Art commissioning has always been linked with Britain's great historic properties. Recent decades have seen many heritage organisations vigorously re-engaging with contemporary art, investing in this as a way of developing new opportunities for public engagement with heritage properties and their histories. Arts organisations including Arts Council England (ACE) have strategically supported this work, endorsing it as a significant means of fulfilling their mission to promote excellence and public benefit. For many artists temporary commissioned work for heritage properties is an increasingly important strand within their practice.
However, despite strong support from major organisations including the National Trust and ACE, the actual impact of such projects on their producers and audiences is poorly understood. Similarly there is little collective academic and professional understanding of the broader character of the contemporary arts in heritage field and its commissioning practices.
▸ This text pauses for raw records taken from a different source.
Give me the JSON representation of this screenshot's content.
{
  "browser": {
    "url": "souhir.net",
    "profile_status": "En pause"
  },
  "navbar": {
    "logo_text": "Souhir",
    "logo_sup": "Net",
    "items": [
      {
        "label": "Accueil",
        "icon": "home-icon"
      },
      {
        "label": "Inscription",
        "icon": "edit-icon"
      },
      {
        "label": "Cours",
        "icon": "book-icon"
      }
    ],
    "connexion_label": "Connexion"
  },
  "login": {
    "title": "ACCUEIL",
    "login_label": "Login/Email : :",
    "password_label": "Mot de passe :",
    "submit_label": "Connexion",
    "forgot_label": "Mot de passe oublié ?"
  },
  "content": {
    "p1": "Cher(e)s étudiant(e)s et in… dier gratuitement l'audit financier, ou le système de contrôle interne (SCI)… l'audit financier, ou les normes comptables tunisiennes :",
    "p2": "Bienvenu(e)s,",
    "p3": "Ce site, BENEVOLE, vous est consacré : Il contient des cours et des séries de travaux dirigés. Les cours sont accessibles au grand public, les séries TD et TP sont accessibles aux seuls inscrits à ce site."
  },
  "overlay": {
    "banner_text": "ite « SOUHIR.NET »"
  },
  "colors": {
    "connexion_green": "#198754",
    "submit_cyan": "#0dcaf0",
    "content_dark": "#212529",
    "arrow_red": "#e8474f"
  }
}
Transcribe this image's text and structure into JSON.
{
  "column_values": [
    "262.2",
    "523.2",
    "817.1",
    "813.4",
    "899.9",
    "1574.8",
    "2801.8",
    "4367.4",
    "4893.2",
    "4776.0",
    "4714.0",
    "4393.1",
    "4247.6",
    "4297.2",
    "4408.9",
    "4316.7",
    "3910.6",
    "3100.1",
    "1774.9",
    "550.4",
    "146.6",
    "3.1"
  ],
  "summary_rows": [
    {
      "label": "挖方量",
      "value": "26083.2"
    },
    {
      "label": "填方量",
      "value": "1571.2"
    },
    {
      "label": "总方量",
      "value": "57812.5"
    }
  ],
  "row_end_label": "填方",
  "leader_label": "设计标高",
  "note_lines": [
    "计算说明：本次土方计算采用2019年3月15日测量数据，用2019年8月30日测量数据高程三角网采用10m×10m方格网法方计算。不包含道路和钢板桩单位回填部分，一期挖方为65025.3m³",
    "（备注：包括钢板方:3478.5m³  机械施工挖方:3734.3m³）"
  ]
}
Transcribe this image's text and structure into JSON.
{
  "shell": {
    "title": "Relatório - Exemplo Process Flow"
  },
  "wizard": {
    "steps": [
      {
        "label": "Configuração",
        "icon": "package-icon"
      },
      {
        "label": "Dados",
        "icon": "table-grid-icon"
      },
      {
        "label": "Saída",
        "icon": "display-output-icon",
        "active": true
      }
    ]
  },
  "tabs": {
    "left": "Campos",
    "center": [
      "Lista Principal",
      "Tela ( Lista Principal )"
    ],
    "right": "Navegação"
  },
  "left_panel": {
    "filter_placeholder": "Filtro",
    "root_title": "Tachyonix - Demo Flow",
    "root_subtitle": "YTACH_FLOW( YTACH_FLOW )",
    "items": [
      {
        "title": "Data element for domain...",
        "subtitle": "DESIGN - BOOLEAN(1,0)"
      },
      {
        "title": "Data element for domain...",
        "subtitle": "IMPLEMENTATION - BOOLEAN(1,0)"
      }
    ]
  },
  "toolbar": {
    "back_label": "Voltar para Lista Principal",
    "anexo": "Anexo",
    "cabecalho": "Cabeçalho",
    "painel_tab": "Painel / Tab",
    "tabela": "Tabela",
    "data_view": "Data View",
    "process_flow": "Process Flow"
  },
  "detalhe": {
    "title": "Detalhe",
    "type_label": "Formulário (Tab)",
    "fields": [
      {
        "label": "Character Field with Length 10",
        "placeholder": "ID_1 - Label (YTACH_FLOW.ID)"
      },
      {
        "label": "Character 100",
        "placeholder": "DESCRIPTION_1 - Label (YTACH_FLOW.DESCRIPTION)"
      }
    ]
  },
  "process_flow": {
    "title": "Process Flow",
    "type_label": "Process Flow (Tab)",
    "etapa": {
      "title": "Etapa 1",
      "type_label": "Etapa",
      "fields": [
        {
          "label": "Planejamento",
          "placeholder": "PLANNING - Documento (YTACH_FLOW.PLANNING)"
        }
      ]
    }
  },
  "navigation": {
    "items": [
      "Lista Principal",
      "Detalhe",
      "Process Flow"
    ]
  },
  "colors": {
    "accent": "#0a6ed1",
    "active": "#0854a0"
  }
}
As a creative practice-led research collaboration with major UK heritage partners our project aimed to produce a better understanding of this significant but under researched area of the visual arts.